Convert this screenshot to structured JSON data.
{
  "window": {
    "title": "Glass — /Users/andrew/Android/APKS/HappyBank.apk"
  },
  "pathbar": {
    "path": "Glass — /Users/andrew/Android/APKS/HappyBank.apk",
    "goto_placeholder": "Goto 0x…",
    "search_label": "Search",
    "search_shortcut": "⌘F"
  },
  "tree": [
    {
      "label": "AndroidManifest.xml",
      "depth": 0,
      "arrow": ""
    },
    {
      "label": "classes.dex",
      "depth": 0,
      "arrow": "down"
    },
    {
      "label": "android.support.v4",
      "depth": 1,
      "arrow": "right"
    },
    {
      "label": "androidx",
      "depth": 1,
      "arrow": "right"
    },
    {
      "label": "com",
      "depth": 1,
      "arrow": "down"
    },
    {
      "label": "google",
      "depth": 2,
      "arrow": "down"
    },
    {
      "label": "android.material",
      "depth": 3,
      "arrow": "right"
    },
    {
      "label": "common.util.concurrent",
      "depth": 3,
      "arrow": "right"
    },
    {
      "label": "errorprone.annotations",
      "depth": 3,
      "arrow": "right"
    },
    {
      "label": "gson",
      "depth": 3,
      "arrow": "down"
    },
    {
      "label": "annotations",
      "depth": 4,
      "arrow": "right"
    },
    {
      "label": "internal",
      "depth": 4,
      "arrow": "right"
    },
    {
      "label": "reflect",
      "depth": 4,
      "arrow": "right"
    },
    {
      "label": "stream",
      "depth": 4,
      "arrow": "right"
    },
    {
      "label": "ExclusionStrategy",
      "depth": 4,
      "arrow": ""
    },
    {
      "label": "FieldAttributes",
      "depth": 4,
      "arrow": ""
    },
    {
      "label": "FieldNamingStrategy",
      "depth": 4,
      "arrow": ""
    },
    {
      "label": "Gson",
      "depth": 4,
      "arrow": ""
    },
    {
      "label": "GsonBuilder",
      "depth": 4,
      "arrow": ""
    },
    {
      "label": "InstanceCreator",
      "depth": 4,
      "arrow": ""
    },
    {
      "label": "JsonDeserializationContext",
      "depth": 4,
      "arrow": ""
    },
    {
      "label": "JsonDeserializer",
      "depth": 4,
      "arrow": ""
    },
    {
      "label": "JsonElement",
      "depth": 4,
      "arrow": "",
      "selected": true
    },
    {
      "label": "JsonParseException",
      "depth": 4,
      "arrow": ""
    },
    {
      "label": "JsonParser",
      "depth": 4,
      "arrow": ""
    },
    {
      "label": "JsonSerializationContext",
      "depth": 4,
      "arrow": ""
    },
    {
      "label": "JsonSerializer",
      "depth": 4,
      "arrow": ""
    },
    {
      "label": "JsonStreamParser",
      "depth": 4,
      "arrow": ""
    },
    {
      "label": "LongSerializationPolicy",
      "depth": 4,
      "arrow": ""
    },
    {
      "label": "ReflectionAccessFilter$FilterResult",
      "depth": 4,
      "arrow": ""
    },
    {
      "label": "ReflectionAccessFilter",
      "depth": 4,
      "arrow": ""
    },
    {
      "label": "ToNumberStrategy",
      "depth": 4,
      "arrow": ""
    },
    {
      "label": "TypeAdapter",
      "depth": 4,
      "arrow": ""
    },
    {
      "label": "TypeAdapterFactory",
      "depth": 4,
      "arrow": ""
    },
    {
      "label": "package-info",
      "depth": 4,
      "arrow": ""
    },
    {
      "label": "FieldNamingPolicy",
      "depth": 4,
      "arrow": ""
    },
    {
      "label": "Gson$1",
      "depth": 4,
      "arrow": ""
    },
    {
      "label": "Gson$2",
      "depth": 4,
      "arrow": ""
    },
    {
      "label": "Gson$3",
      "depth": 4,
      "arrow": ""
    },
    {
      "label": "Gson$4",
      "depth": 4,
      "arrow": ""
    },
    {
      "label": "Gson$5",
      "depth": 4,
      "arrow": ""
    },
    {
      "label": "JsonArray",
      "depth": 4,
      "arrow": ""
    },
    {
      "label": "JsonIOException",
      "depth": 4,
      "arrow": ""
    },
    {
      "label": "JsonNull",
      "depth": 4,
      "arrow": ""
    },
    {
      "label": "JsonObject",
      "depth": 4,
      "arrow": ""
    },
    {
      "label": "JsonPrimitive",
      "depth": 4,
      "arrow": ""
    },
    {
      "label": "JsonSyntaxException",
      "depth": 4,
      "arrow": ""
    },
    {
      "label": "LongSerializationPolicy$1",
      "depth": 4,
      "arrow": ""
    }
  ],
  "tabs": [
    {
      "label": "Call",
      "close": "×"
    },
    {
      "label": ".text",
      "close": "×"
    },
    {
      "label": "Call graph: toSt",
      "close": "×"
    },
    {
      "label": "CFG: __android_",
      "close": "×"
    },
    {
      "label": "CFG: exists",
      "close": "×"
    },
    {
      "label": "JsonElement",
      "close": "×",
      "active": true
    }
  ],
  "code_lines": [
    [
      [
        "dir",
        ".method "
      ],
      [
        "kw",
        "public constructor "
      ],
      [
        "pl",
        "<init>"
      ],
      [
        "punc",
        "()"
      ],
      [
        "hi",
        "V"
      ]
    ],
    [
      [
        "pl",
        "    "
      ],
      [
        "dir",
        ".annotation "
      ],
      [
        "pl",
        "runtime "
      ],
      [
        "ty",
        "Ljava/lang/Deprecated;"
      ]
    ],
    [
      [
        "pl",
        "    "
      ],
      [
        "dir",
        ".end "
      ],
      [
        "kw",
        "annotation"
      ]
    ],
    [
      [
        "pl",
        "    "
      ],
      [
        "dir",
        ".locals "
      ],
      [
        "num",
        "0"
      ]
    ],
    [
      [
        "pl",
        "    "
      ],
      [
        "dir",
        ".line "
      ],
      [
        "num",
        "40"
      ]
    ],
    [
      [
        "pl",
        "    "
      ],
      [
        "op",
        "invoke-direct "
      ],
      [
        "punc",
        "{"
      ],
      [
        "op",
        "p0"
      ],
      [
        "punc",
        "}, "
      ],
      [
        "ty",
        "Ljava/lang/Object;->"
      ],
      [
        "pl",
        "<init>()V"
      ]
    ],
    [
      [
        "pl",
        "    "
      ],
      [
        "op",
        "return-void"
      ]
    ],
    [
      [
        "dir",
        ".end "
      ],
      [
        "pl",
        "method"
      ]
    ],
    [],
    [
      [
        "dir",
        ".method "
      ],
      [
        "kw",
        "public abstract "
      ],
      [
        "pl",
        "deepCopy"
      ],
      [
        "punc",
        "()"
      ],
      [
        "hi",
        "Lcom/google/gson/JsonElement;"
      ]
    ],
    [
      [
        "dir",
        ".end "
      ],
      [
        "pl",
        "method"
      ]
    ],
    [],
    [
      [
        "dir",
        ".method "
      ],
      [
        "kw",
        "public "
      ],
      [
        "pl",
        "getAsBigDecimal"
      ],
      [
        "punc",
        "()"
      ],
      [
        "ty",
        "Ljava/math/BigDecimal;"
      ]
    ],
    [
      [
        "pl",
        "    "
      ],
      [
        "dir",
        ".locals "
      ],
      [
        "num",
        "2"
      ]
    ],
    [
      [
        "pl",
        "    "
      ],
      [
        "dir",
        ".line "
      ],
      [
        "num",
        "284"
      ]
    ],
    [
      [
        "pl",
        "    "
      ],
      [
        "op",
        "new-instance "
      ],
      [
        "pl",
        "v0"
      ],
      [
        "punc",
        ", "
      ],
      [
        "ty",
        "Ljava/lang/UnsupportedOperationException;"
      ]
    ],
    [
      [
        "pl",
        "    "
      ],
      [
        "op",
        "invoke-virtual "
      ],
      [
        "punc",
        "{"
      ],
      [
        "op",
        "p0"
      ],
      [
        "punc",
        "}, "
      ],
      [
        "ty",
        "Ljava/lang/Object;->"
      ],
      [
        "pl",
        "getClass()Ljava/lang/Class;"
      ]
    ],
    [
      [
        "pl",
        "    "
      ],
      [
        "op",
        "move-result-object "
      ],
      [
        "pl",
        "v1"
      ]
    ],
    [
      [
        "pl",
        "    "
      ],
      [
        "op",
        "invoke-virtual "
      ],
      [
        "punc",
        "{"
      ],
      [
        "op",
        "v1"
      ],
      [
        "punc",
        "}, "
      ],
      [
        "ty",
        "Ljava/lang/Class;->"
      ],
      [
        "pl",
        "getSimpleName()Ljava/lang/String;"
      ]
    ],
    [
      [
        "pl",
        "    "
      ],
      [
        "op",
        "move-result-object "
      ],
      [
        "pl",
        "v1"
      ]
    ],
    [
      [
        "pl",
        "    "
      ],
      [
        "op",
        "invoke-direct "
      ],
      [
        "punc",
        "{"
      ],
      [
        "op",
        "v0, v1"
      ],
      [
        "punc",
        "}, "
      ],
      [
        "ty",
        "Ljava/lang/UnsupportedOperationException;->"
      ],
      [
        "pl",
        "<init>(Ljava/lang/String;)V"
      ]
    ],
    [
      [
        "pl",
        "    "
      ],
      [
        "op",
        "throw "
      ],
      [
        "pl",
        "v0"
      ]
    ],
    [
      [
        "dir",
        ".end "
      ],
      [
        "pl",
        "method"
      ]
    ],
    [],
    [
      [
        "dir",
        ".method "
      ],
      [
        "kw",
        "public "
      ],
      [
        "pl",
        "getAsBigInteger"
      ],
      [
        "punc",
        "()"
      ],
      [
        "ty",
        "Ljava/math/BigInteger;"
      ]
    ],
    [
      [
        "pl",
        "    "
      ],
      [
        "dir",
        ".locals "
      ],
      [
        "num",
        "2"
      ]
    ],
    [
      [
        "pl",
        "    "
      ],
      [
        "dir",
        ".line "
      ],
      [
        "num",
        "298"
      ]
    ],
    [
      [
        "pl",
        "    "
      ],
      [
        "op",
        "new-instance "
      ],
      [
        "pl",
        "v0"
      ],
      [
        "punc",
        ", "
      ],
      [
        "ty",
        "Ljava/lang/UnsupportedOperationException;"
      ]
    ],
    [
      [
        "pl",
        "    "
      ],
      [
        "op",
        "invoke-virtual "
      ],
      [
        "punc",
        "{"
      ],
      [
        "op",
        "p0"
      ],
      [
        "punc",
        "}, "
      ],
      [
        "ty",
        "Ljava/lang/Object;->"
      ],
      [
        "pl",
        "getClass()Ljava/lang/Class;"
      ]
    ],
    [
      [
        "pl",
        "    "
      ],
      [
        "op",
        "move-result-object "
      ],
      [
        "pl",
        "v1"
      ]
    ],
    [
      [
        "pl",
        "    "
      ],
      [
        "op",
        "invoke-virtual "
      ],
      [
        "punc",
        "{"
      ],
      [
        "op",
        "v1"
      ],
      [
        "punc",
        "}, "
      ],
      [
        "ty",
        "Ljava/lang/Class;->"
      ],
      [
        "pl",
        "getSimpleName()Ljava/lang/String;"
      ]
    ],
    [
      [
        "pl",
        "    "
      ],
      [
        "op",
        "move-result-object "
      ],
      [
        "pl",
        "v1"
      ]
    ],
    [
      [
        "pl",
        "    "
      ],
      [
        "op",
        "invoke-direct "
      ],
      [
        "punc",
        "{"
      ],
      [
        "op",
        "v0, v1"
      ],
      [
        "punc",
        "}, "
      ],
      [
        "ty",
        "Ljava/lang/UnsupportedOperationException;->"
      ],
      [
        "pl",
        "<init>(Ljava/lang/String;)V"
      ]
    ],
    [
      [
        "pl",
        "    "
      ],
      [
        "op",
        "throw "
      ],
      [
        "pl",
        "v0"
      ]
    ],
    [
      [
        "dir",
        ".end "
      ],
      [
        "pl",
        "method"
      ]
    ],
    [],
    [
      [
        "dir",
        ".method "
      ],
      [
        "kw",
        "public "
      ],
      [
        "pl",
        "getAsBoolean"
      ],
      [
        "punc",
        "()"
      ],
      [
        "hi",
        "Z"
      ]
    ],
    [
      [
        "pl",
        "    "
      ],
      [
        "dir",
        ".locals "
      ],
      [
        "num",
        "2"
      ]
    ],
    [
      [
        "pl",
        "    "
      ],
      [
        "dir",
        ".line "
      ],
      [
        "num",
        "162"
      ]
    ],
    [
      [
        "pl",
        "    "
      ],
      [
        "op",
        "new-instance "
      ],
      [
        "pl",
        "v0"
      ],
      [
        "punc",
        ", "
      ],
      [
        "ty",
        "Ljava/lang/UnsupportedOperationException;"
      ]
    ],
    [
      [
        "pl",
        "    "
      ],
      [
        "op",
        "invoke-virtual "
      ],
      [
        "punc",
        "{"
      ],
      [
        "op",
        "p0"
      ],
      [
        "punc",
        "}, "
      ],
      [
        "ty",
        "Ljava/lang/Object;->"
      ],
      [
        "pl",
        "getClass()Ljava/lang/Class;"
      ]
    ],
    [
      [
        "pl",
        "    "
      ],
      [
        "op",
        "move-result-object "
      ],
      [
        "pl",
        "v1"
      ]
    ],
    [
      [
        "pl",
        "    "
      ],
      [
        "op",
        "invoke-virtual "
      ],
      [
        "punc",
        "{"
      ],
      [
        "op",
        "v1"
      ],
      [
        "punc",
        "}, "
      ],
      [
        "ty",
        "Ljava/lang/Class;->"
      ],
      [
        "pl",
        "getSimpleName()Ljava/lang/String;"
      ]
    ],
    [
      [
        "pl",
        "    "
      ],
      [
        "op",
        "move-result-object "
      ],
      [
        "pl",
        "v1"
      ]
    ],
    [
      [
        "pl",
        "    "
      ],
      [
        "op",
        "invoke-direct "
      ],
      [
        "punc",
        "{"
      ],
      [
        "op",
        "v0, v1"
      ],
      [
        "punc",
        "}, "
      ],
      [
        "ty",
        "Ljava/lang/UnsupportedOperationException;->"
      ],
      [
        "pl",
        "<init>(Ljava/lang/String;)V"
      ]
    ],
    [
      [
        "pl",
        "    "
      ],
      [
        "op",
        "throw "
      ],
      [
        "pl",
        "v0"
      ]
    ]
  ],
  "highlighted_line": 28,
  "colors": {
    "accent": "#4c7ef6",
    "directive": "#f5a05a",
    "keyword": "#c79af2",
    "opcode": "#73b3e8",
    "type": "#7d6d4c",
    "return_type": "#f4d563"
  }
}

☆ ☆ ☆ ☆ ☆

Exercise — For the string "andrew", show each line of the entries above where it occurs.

Answer space —
    "title": "Glass — /Users/andrew/Android/APKS/HappyBank.apk"
    "path": "Glass — /Users/andrew/Android/APKS/HappyBank.apk",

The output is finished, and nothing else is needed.